Similar concerns are present when considering bottled water. Azoulay, Garzon, and Eisenberg (2001) compared the mineral content in North American tap water, North American bottled waters, and European bottled waters. Sodium content in North American tap water measured 35 (+41) mg/L, that in North American bottled mineral water measured 371 (+335) mg/L, and in European highly mineralized bottled water it measured 1,151 (+152) mg/L. In this study, North American tap water had the lowest sodium content. Interestingly, findings indicated that mineral content in tap water may vary with geographic location and, in some instances, with city location. This study did not examine the effect of using the water in infant feeding but rather solely the sodium content.


Two other concerns warrant discussion in relation to bottled water: the issue of sterility and the absence of fluoride. Parents should be instructed that bottled water should not be considered sterile unless clearly indicated on the label. If bottled water is used to prepare formula for infants younger than 4 months, parents should be instructed to boil it (Law, 2004).

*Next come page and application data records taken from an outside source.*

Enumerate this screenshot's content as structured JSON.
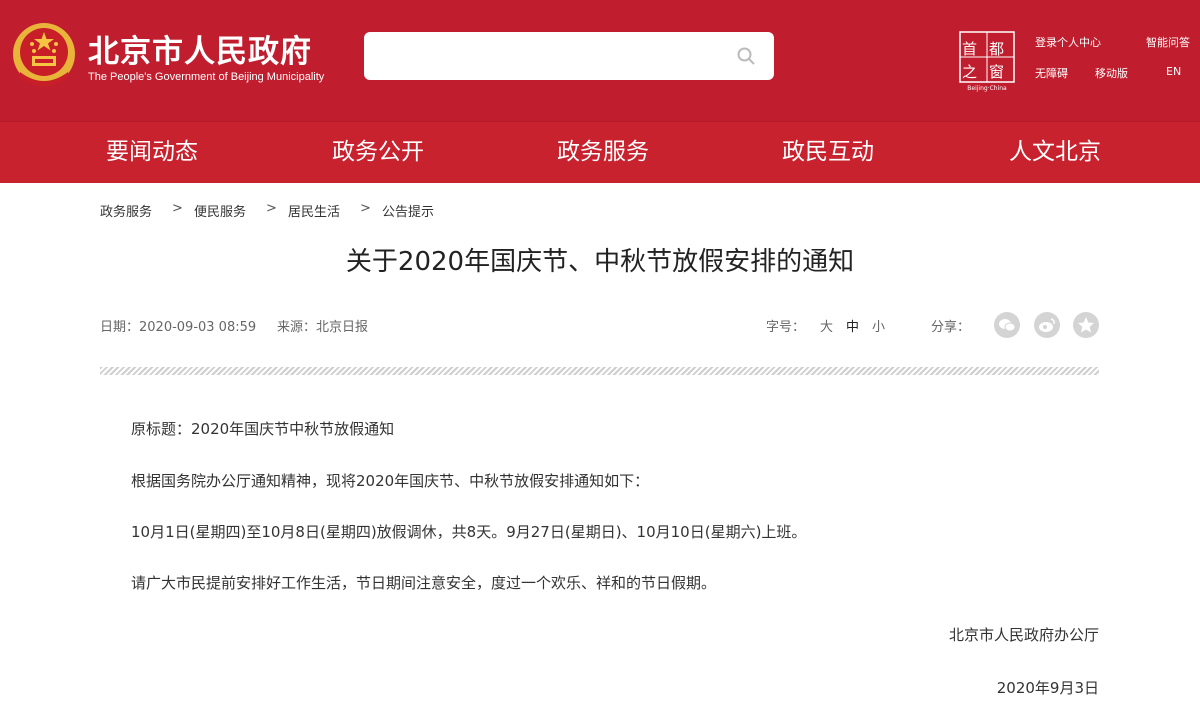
{
  "header": {
    "title": "北京市人民政府",
    "subtitle": "The People's Government of Beijing Municipality",
    "search": {
      "placeholder": "",
      "value": ""
    },
    "capital_logo": {
      "left_top": "首",
      "right_top": "都",
      "left_mid": "之",
      "right_mid": "窗",
      "caption": "Beijing·China"
    },
    "links": {
      "login": "登录个人中心",
      "smart_qa": "智能问答",
      "accessibility": "无障碍",
      "mobile": "移动版",
      "english": "EN"
    },
    "colors": {
      "primary": "#c01e2e"
    }
  },
  "nav": {
    "items": [
      {
        "label": "要闻动态"
      },
      {
        "label": "政务公开"
      },
      {
        "label": "政务服务"
      },
      {
        "label": "政民互动"
      },
      {
        "label": "人文北京"
      }
    ]
  },
  "breadcrumb": {
    "items": [
      "政务服务",
      "便民服务",
      "居民生活",
      "公告提示"
    ],
    "separator": ">"
  },
  "article": {
    "title": "关于2020年国庆节、中秋节放假安排的通知",
    "date": "日期：2020-09-03 08:59",
    "source": "来源：北京日报",
    "font_size_label": "字号：",
    "font_sizes": [
      "大",
      "中",
      "小"
    ],
    "share_label": "分享：",
    "share_icons": [
      "wechat-icon",
      "weibo-icon",
      "favorite-icon"
    ],
    "paragraphs": [
      "原标题：2020年国庆节中秋节放假通知",
      "根据国务院办公厅通知精神，现将2020年国庆节、中秋节放假安排通知如下：",
      "10月1日(星期四)至10月8日(星期四)放假调休，共8天。9月27日(星期日)、10月10日(星期六)上班。",
      "请广大市民提前安排好工作生活，节日期间注意安全，度过一个欢乐、祥和的节日假期。"
    ],
    "signature": "北京市人民政府办公厅",
    "sign_date": "2020年9月3日"
  }
}
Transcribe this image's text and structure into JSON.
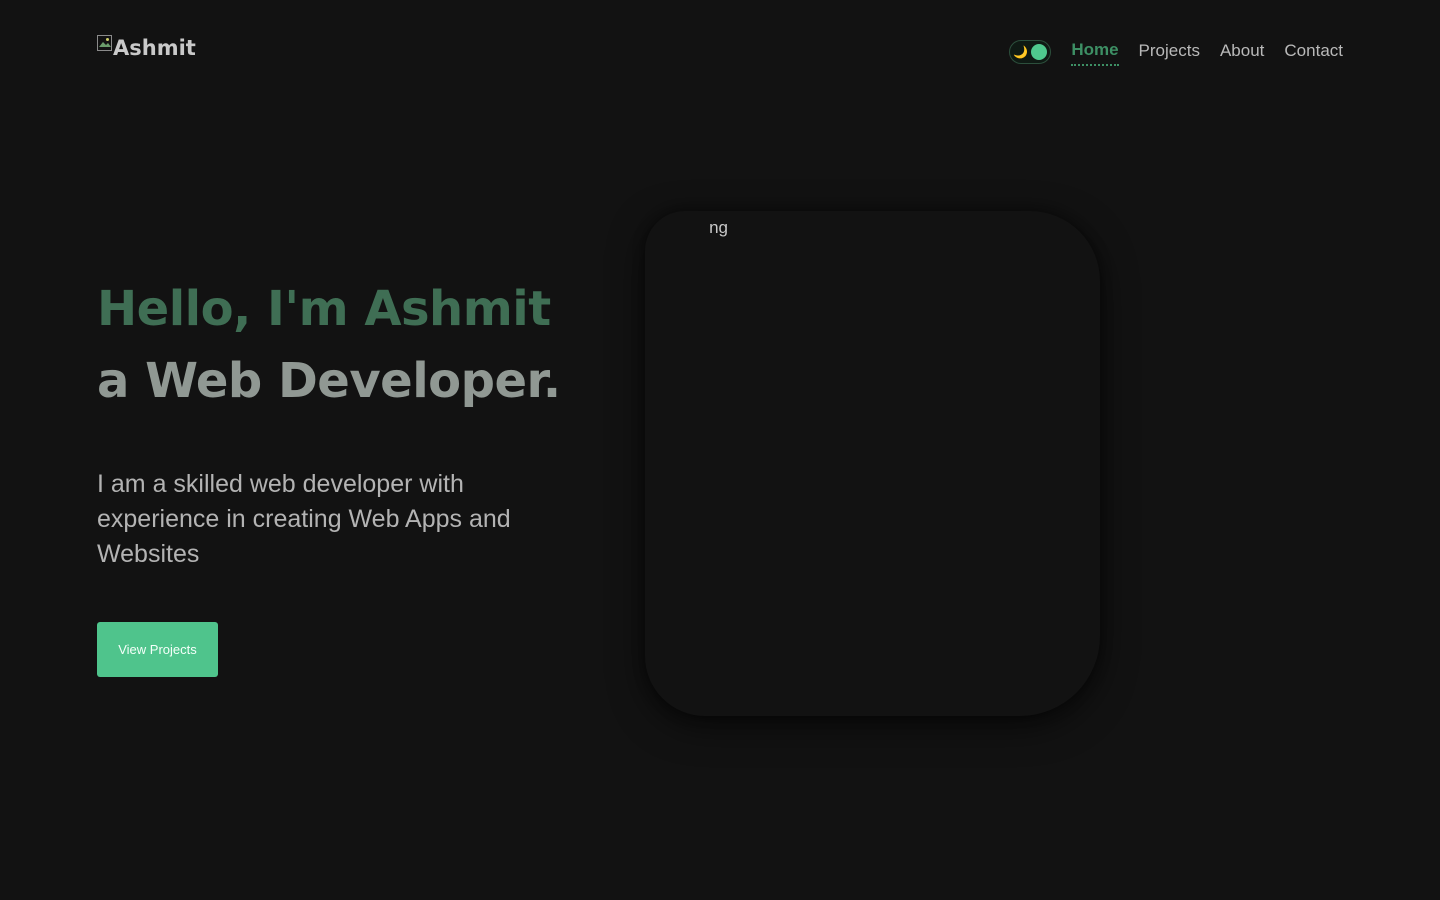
{
  "header": {
    "logo_alt": "Ashmit",
    "theme_toggle_icon": "moon-icon",
    "nav": {
      "home": "Home",
      "projects": "Projects",
      "about": "About",
      "contact": "Contact"
    }
  },
  "hero": {
    "greeting": "Hello, I'm Ashmit",
    "role": "a Web Developer.",
    "description": "I am a skilled web developer with experience in creating Web Apps and Websites",
    "cta_label": "View Projects",
    "image_alt_fragment": "ng"
  },
  "colors": {
    "background": "#121212",
    "accent": "#4fc48c",
    "greeting": "#3f6e54",
    "role": "#909893",
    "active_nav": "#3d8f64"
  }
}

Although fluoride is present in natural sources of water, most bottled waters do not contain fluoride. Because fluoride is essential for an infant's developing teeth, using bottled water that is not fluoridated can have serious health outcomes. Bottled water, therefore, should not be used when preparing infant formula unless the water contains fluoride.




Azoulay, A., Garzon, P., & Eisenberg, M. J. (2001). Comparison of the mineral content of tap water and bottled waters. Journal of General Internal Medicine, 16, 168-175. [Context Link] Retrieved June 9, 2006, from[Context Link]


Law, M. (2004). Bottle feeding with lots of cuddling. Parents Canada. Retrieved 9th February 2006, from[Context Link]


Pomeranz, A., Dolfin, T., Korzets, A., Eliakim, A., & Wolach, B. (2002). Increased sodium concentrations in drinking water increase blood pressure in neonates. Journal of Hypertension, 20, 203-207. [Context Link]